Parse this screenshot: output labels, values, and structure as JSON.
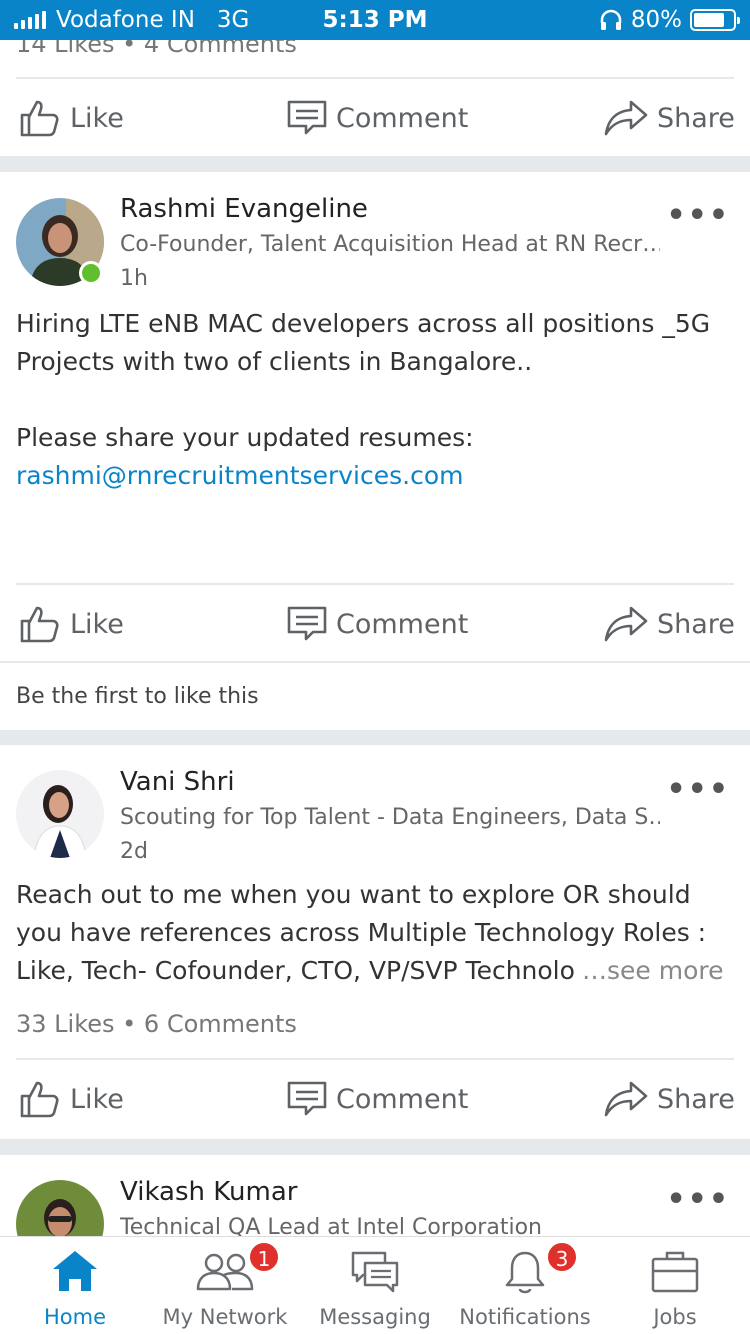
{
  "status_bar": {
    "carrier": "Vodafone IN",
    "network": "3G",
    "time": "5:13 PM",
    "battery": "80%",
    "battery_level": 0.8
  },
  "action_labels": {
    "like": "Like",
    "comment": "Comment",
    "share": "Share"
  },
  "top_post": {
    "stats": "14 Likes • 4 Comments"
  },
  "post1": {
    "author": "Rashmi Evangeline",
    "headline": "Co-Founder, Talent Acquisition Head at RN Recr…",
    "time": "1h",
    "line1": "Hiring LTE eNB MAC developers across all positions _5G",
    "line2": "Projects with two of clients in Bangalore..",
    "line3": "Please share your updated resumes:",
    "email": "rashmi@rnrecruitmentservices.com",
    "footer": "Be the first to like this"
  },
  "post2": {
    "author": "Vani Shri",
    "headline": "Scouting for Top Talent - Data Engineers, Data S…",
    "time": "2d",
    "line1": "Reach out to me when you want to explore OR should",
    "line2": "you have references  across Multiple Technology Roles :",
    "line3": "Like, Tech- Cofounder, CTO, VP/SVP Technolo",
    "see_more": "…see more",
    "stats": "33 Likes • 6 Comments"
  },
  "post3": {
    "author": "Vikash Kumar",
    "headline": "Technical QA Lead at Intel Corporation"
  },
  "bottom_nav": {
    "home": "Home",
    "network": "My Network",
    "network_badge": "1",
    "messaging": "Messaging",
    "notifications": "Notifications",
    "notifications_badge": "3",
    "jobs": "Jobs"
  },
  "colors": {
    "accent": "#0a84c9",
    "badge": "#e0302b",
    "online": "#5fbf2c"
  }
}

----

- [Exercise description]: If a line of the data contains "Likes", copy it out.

- [Answer for this exercise]:
    "stats": "14 Likes • 4 Comments"
    "stats": "33 Likes • 6 Comments"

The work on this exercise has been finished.